- _Goal of the exercise_
From the entries, copy out every line in which the word "take" is found.

Start of Block

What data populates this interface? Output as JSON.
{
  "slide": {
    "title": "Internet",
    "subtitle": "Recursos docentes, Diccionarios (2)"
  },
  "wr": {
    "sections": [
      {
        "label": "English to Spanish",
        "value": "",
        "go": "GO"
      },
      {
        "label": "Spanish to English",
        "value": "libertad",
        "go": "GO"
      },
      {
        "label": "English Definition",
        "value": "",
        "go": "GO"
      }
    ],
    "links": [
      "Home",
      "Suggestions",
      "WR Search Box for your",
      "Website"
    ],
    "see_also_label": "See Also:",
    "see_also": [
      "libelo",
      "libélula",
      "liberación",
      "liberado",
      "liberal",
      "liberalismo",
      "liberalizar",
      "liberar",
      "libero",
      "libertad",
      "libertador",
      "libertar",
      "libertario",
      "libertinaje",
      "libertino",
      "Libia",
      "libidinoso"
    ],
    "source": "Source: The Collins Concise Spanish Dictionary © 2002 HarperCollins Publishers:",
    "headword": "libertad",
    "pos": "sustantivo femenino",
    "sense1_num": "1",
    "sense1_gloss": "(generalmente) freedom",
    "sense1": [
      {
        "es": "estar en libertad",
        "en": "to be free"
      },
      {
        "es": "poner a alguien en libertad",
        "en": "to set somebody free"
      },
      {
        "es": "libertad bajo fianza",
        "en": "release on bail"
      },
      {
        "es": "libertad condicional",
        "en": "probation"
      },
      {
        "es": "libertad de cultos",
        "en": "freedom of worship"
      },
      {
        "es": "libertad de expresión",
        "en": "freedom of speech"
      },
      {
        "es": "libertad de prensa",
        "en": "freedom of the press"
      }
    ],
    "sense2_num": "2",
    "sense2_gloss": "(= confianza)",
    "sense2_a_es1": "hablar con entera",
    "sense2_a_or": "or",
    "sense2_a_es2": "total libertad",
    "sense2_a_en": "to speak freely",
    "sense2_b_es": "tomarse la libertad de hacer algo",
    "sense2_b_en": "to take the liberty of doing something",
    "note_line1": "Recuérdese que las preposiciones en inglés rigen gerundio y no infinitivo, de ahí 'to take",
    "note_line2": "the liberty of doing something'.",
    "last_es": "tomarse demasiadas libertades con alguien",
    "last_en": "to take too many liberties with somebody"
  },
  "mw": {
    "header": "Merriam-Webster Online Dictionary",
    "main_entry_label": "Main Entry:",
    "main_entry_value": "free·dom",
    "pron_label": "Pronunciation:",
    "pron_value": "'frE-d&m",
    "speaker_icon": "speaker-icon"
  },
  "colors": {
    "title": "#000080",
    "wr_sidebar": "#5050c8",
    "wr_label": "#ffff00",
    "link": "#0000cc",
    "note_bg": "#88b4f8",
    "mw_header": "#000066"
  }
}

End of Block

- _Finished task_
    "sense2_b_en": "to take the liberty of doing something",
    "note_line1": "Recuérdese que las preposiciones en inglés rigen gerundio y no infinitivo, de ahí 'to take",
    "last_en": "to take too many liberties with somebody"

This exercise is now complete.